Platform | Release Date
PC | October 23, 2012
Developed by Dennaton Games
Published by Devolver Digital
Hotline Miami is a high-octane action game overflowing with raw brutality, hard-boiled gunplay and skull crushing close combat. Set in an alternative 1989 Miami, you will assume the role of a mysterious antihero on a murderous rampage against the shady underworld at the behest of voices on your answering machine. Soon you’ll find yourself struggling to get a grip of what is going on and why you are prone to these acts of violence.
“Question One: Do you like hurting other people?”
This query resonates as a central thread through the exquisitely bloody tapestry of Dennaton’s Hotline Miami. After working its way to the top of my backlog queue, it was time to find out why so much praise had been lavished on it through media and word of mouth. After a playthrough, I can honestly say that every compliment this game has received is completely justified.
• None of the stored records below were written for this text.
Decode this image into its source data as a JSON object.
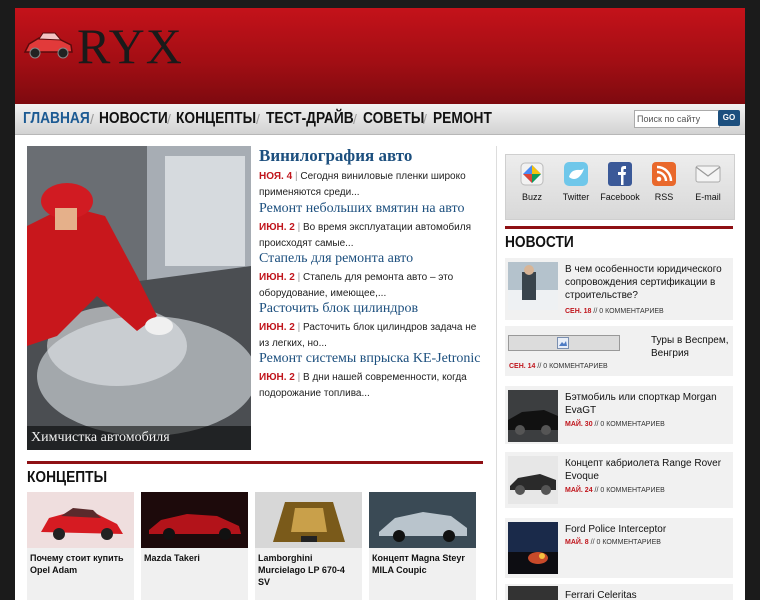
{
  "logo": {
    "text": "RYX"
  },
  "nav": {
    "items": [
      "ГЛАВНАЯ",
      "НОВОСТИ",
      "КОНЦЕПТЫ",
      "ТЕСТ-ДРАЙВ",
      "СОВЕТЫ",
      "РЕМОНТ"
    ],
    "separator": "/"
  },
  "search": {
    "placeholder": "Поиск по сайту",
    "button": "GO"
  },
  "featured": {
    "caption": "Химчистка автомобиля"
  },
  "articles": [
    {
      "title": "Винилография авто",
      "date": "НОЯ. 4",
      "sep": "|",
      "excerpt": "Сегодня виниловые пленки широко применяются среди..."
    },
    {
      "title": "Ремонт небольших вмятин на авто",
      "date": "ИЮН. 2",
      "sep": "|",
      "excerpt": "Во время эксплуатации автомобиля происходят самые..."
    },
    {
      "title": "Стапель для ремонта авто",
      "date": "ИЮН. 2",
      "sep": "|",
      "excerpt": "Стапель для ремонта авто – это оборудование, имеющее,..."
    },
    {
      "title": "Расточить блок цилиндров",
      "date": "ИЮН. 2",
      "sep": "|",
      "excerpt": "Расточить блок цилиндров задача не из легких, но..."
    },
    {
      "title": "Ремонт системы впрыска KE-Jetronic",
      "date": "ИЮН. 2",
      "sep": "|",
      "excerpt": "В дни нашей современности, когда подорожание топлива..."
    }
  ],
  "concepts": {
    "title": "КОНЦЕПТЫ",
    "items": [
      {
        "label": "Почему стоит купить Opel Adam"
      },
      {
        "label": "Mazda Takeri"
      },
      {
        "label": "Lamborghini Murcielago LP 670-4 SV"
      },
      {
        "label": "Концепт Magna Steyr MILA Coupic"
      }
    ]
  },
  "social": [
    {
      "label": "Buzz",
      "icon": "buzz-icon",
      "color": "#e8e8e8"
    },
    {
      "label": "Twitter",
      "icon": "twitter-icon",
      "color": "#6fc7ea"
    },
    {
      "label": "Facebook",
      "icon": "facebook-icon",
      "color": "#3b5998"
    },
    {
      "label": "RSS",
      "icon": "rss-icon",
      "color": "#e9682b"
    },
    {
      "label": "E-mail",
      "icon": "email-icon",
      "color": "#eeeeee"
    }
  ],
  "news": {
    "title": "НОВОСТИ",
    "items": [
      {
        "title": "В чем особенности юридического сопровождения сертификации в строительстве?",
        "date": "СЕН. 18",
        "comments": "0 КОММЕНТАРИЕВ",
        "sep": "//"
      },
      {
        "title": "Туры в Веспрем, Венгрия",
        "date": "СЕН. 14",
        "comments": "0 КОММЕНТАРИЕВ",
        "sep": "//"
      },
      {
        "title": "Бэтмобиль или спорткар Morgan EvaGT",
        "date": "МАЙ. 30",
        "comments": "0 КОММЕНТАРИЕВ",
        "sep": "//"
      },
      {
        "title": "Концепт кабриолета Range Rover Evoque",
        "date": "МАЙ. 24",
        "comments": "0 КОММЕНТАРИЕВ",
        "sep": "//"
      },
      {
        "title": "Ford Police Interceptor",
        "date": "МАЙ. 8",
        "comments": "0 КОММЕНТАРИЕВ",
        "sep": "//"
      },
      {
        "title": "Ferrari Celeritas",
        "date": "",
        "comments": "",
        "sep": ""
      }
    ]
  },
  "colors": {
    "brand_red": "#a30e14",
    "link_blue": "#1c4f7e",
    "date_red": "#c0151c"
  }
}
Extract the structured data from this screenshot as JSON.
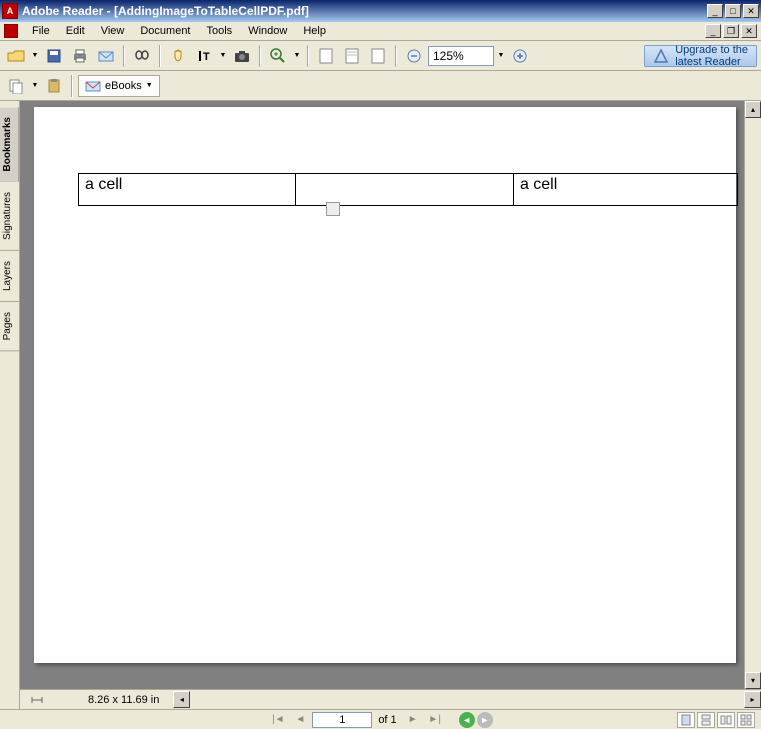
{
  "titlebar": {
    "title": "Adobe Reader - [AddingImageToTableCellPDF.pdf]"
  },
  "menu": {
    "file": "File",
    "edit": "Edit",
    "view": "View",
    "document": "Document",
    "tools": "Tools",
    "window": "Window",
    "help": "Help"
  },
  "toolbar": {
    "zoom_value": "125%",
    "upgrade_line1": "Upgrade to the",
    "upgrade_line2": "latest Reader",
    "ebooks": "eBooks"
  },
  "sidetabs": {
    "bookmarks": "Bookmarks",
    "signatures": "Signatures",
    "layers": "Layers",
    "pages": "Pages"
  },
  "page": {
    "cell_a": "a cell",
    "cell_c": "a cell"
  },
  "status": {
    "dims": "8.26 x 11.69 in"
  },
  "nav": {
    "page_input": "1",
    "of": "of 1"
  }
}
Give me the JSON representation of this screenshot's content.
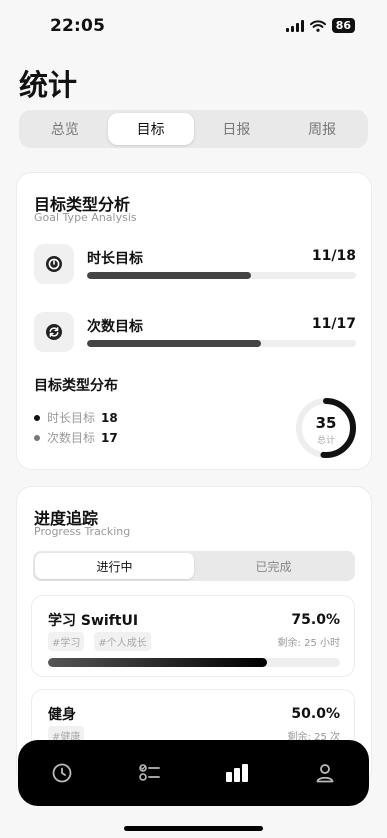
{
  "status_bar": {
    "time": "22:05",
    "battery": "86"
  },
  "page_title": "统计",
  "tabs": [
    {
      "label": "总览",
      "active": false
    },
    {
      "label": "目标",
      "active": true
    },
    {
      "label": "日报",
      "active": false
    },
    {
      "label": "周报",
      "active": false
    }
  ],
  "type_analysis": {
    "title": "目标类型分析",
    "subtitle": "Goal Type Analysis",
    "rows": [
      {
        "name": "时长目标",
        "count": "11/18",
        "progress": 0.611,
        "icon": "timer-icon"
      },
      {
        "name": "次数目标",
        "count": "11/17",
        "progress": 0.647,
        "icon": "repeat-icon"
      }
    ],
    "distribution": {
      "title": "目标类型分布",
      "items": [
        {
          "label": "时长目标",
          "value": "18",
          "color": "#111111"
        },
        {
          "label": "次数目标",
          "value": "17",
          "color": "#777777"
        }
      ],
      "total": "35",
      "total_label": "总计"
    }
  },
  "progress_tracking": {
    "title": "进度追踪",
    "subtitle": "Progress Tracking",
    "segments": [
      {
        "label": "进行中",
        "active": true
      },
      {
        "label": "已完成",
        "active": false
      }
    ],
    "goals": [
      {
        "title": "学习 SwiftUI",
        "percent": "75.0%",
        "progress": 0.75,
        "tags": [
          "#学习",
          "#个人成长"
        ],
        "remaining": "剩余: 25 小时"
      },
      {
        "title": "健身",
        "percent": "50.0%",
        "progress": 0.5,
        "tags": [
          "#健康"
        ],
        "remaining": "剩余: 25 次"
      }
    ]
  },
  "tab_bar": {
    "items": [
      {
        "icon": "clock-icon",
        "active": false
      },
      {
        "icon": "checklist-icon",
        "active": false
      },
      {
        "icon": "bar-chart-icon",
        "active": true
      },
      {
        "icon": "person-icon",
        "active": false
      }
    ]
  }
}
Hotline Miami is dark, 1980’s noir as a video game. Compared repeatedly to Nicholas Refn’s provocative thriller “Drive”, Hotline tells the story of a nameless “protagonist” who is tasked with performing seemingly random acts of violence doled out by anonymous callers on his answering machine. He is also occasionally harassed by strangers in animal masks who probe him with vague questions.
The game’s narrative comes together in bits and pieces floating amidst a sea of red. Each mission in Hotline Miami is an exercise in precision violence. Playing like a classic top-down shooter in fast forward, or a microcosm of the original Grand Theft Auto, you must navigate each stage as quickly as possible while gruesomely dispatching your enemies and avoiding imminent death. You’ll don various masks which render an “identity” to your character for the current mission, and also bestow a particular bonus such as extra speed, starting with a weapon, or granting extra ammo. You are always outnumbered and outgunned at the start of a mission, so these bonuses can be a boon when the odds are stacked against you. Plus, killing Russian mobsters in a rubber horse mask is pretty sweet.
As you take on the criminal organizations of Hotline Miami you’ll quickly learn the ropes of its brutal combat system. Smashing, stabbing, dismembering, scalding, and crushing are all fair play, and that is before you even pick up a gun! By the time you finish a level, it will look like a 16-bit Jackson Pollack painting made of corpses. Much of that blood spilled could be your own, however, as the game has a pretty hefty difficulty curve. Similar to titles like Super Meat Boy, you’ll experience numerous deaths by trial and error until you’ve choreographed the perfect crime scene. Luckily Dennaton has captured the “instant respawn” rhythm and things never feel tiresome or frustrating.
On the subject of rhythm, this game has one of the single best soundtracks I’ve heard in years. If you’ve ever loved a keyboard solo, you owe it to yourself to listen to the OST. The music perfectly sets the mood in between missions with grungy bass lines and odd effects, and delivers pulsing beats and hypnotic loops during missions while you complete your grim tasks. It adds an extra layer of grimy audio and reinforces just how filthy and dark the game world feels.
I can’t say enough good things about Hotline Miami in this short write up. It’s a simply a great game. It manages to perfectly capture an old school vibe in the dark and unsettling world Dennaton has created to encapsulate the story they tell. Anyone with a PC (gamepad highly recommended), PS3, or Vita that appreciates modern games rooted in classic sensibilities should download this game as soon as possible and give it a try, even if it’s only to hear one of the best video game soundtracks of the past five years.